__WHAT TO PRODUCE__: Reduce the material below to its lines containing "text".

__DATASET RECORDS__:
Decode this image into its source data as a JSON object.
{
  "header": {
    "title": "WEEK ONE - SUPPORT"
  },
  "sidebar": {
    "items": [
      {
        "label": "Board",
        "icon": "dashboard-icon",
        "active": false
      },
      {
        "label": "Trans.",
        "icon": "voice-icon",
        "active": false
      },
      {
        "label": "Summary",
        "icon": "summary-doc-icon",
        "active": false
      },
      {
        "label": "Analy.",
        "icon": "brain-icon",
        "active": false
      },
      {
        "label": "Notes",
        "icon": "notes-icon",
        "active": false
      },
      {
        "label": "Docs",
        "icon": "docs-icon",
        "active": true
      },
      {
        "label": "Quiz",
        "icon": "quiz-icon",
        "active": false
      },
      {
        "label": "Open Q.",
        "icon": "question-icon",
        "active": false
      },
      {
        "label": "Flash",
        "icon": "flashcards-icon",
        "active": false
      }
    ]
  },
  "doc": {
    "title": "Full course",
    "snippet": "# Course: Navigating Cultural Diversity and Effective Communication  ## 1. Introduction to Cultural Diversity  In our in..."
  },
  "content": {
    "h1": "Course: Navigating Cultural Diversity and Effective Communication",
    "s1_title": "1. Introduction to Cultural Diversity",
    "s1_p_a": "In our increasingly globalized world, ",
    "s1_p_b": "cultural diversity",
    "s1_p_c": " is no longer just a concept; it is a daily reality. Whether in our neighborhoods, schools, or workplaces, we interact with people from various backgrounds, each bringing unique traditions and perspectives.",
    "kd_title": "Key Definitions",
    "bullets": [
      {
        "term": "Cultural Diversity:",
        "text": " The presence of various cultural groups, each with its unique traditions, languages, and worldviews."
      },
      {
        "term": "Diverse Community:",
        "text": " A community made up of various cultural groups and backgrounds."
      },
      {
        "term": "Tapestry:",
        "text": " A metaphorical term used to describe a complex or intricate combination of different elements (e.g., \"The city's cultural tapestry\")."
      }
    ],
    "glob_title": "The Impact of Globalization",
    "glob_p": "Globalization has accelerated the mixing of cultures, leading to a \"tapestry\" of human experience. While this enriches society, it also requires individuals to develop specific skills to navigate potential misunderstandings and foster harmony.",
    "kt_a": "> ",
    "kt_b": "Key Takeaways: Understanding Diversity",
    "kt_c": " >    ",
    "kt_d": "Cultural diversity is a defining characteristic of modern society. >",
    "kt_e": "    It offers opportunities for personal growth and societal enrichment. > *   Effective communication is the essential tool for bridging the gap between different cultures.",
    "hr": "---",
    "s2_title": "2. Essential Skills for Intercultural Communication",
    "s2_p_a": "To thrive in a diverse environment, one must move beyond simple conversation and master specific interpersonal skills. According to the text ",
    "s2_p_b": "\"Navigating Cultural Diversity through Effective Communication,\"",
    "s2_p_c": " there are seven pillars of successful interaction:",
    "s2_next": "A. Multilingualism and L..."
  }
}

__WRITTEN REPLY__:
        "text": " The presence of various cultural groups, each with its unique traditions, languages, and worldviews."
        "text": " A community made up of various cultural groups and backgrounds."
        "text": " A metaphorical term used to describe a complex or intricate combination of different elements (e.g., \"The city's cultural tapestry\")."
    "s2_p_a": "To thrive in a diverse environment, one must move beyond simple conversation and master specific interpersonal skills. According to the text ",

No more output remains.